=== Exercise ===
Could you output the entire listing without altering anything?
=== Section Start ===
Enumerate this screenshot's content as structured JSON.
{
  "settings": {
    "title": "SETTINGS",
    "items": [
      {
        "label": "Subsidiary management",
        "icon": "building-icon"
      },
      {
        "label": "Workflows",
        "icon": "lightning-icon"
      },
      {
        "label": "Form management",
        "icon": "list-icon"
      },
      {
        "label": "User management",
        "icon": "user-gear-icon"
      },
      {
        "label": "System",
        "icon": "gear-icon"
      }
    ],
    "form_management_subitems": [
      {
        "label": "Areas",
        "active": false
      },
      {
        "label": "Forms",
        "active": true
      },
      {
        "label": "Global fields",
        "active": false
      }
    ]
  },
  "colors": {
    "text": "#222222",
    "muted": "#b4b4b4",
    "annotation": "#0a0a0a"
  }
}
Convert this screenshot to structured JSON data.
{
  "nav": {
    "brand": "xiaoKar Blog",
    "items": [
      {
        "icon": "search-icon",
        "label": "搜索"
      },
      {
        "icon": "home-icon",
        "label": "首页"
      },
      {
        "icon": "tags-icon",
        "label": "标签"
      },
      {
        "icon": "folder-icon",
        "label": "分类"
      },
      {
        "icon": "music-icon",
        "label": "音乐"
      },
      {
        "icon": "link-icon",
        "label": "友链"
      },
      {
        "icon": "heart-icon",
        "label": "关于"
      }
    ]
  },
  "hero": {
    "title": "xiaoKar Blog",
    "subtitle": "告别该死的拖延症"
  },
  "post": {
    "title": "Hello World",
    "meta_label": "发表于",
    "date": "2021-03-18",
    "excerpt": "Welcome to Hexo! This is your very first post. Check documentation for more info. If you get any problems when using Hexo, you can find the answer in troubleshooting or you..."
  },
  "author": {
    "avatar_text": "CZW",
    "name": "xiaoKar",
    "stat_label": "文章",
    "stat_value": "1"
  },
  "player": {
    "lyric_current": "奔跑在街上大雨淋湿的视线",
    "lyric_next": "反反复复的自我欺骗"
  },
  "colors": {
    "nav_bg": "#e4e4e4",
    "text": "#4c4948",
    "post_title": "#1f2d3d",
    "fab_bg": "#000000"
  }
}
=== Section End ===
=== Solution to this exercise ===
Enumerate this screenshot's content as structured JSON.
{
  "settings": {
    "title": "SETTINGS",
    "items": [
      {
        "label": "Subsidiary management",
        "icon": "building-icon"
      },
      {
        "label": "Workflows",
        "icon": "lightning-icon"
      },
      {
        "label": "Form management",
        "icon": "list-icon"
      },
      {
        "label": "User management",
        "icon": "user-gear-icon"
      },
      {
        "label": "System",
        "icon": "gear-icon"
      }
    ],
    "form_management_subitems": [
      {
        "label": "Areas",
        "active": false
      },
      {
        "label": "Forms",
        "active": true
      },
      {
        "label": "Global fields",
        "active": false
      }
    ]
  },
  "colors": {
    "text": "#222222",
    "muted": "#b4b4b4",
    "annotation": "#0a0a0a"
  }
}
Convert this screenshot to structured JSON data.
{
  "nav": {
    "brand": "xiaoKar Blog",
    "items": [
      {
        "icon": "search-icon",
        "label": "搜索"
      },
      {
        "icon": "home-icon",
        "label": "首页"
      },
      {
        "icon": "tags-icon",
        "label": "标签"
      },
      {
        "icon": "folder-icon",
        "label": "分类"
      },
      {
        "icon": "music-icon",
        "label": "音乐"
      },
      {
        "icon": "link-icon",
        "label": "友链"
      },
      {
        "icon": "heart-icon",
        "label": "关于"
      }
    ]
  },
  "hero": {
    "title": "xiaoKar Blog",
    "subtitle": "告别该死的拖延症"
  },
  "post": {
    "title": "Hello World",
    "meta_label": "发表于",
    "date": "2021-03-18",
    "excerpt": "Welcome to Hexo! This is your very first post. Check documentation for more info. If you get any problems when using Hexo, you can find the answer in troubleshooting or you..."
  },
  "author": {
    "avatar_text": "CZW",
    "name": "xiaoKar",
    "stat_label": "文章",
    "stat_value": "1"
  },
  "player": {
    "lyric_current": "奔跑在街上大雨淋湿的视线",
    "lyric_next": "反反复复的自我欺骗"
  },
  "colors": {
    "nav_bg": "#e4e4e4",
    "text": "#4c4948",
    "post_title": "#1f2d3d",
    "fab_bg": "#000000"
  }
}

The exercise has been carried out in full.